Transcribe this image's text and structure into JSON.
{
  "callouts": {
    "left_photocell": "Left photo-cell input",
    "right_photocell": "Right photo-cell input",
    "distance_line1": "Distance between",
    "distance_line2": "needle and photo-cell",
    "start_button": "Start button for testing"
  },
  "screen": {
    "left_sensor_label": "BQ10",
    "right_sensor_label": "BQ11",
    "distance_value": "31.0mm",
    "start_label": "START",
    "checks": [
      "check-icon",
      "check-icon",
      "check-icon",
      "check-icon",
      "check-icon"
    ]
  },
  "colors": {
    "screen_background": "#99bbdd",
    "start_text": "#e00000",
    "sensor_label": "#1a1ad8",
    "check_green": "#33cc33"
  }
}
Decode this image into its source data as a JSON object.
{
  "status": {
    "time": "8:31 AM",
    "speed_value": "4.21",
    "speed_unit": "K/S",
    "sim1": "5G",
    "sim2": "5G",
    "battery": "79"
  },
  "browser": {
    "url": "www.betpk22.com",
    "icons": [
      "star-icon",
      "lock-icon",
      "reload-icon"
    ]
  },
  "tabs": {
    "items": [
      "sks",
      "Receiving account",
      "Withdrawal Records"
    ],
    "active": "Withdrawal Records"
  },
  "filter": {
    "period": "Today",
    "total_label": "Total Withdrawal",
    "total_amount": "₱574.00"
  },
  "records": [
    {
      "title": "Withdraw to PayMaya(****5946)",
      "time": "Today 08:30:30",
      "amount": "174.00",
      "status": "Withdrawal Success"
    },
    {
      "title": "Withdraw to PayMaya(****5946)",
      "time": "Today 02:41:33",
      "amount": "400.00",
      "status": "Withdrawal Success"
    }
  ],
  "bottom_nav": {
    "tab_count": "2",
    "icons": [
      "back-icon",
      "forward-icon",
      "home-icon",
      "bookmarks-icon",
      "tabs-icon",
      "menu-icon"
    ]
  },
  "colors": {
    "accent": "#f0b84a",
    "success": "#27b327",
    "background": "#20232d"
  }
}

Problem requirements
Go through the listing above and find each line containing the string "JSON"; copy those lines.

Reply
Transcribe this image's text and structure into JSON.
Decode this image into its source data as a JSON object.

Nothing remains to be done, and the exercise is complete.